- Dev V,
- McNally B,
- Manoukian SV,
- King SB 3rd.
- Henry TD,
- Sharkey SW,
- Burke MN,
- Chavez IJ,
- Graham KJ,
- Henry CR,
- Lips DL,
- Madison JD,
- Menssen KM,
- Mooney MR,
- Newell MC,
- Pedersen WR,
- Poulose AK,
- Traverse JH,
- Unger BT,
- Wang YL,
- Larson DM
- Ting HH,
- Rihal CS,
- Gersh BJ,
- Haro LH,
- Bjerke CM,
- Lennon RJ,
- Lim CC,
- Bresnahan JF,
- Jaffe AS,
- Holmes DR,
- Bell MR
- Jollis JG,
- Roettig ML,
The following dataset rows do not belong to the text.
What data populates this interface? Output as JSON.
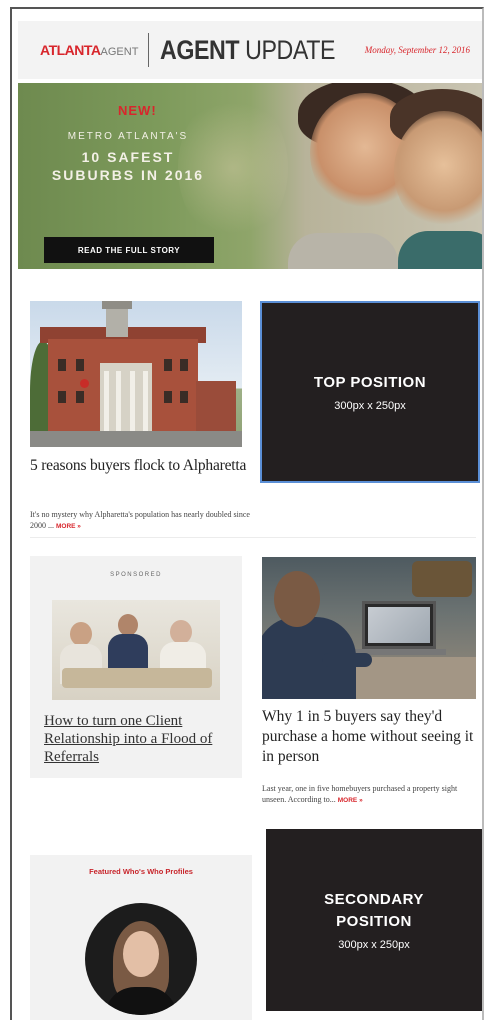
{
  "header": {
    "logo_main": "ATLANTA",
    "logo_sub": "AGENT",
    "title_bold": "AGENT",
    "title_rest": " UPDATE",
    "date": "Monday, September 12, 2016",
    "accent": "#d8262c"
  },
  "hero": {
    "badge": "NEW!",
    "line1": "METRO ATLANTA'S",
    "line2": "10 SAFEST",
    "line3": "SUBURBS IN 2016",
    "cta": "READ THE FULL STORY"
  },
  "article1": {
    "title": "5 reasons buyers flock to Alpharetta",
    "desc": "It's no mystery why Alpharetta's population has nearly doubled since 2000 ...",
    "more": "MORE »"
  },
  "ad_top": {
    "title": "TOP POSITION",
    "size": "300px x 250px",
    "border": "#5b8fd6"
  },
  "sponsored": {
    "label": "SPONSORED",
    "title": "How to turn one Client Relationship into a Flood of Referrals"
  },
  "article2": {
    "title": "Why 1 in 5 buyers say they'd purchase a home without seeing it in person",
    "desc": "Last year, one in five homebuyers purchased a property sight unseen. According to...",
    "more": "MORE »"
  },
  "featured": {
    "label": "Featured Who's Who Profiles"
  },
  "ad_secondary": {
    "title_line1": "SECONDARY",
    "title_line2": "POSITION",
    "size": "300px x 250px"
  }
}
- Aluko AO,
- Anstrom KJ,
- Applegate RJ,
- Babb JD,
- Berger PB,
- Bohle DJ,
- Fletcher SM,
- Garvey JL,
- Hathaway WR,
- Hoekstra JW,
- Kelly RV,
- Maddox WT Jr.,
- Shiber JR,
- Valeri FS,
- Watling BA,
- Wilson BH,
- Granger CB
- Rea TD,
- Eisenberg MS,
- Becker LJ,
- Murray JA,
- Hearne T
- Rokos IC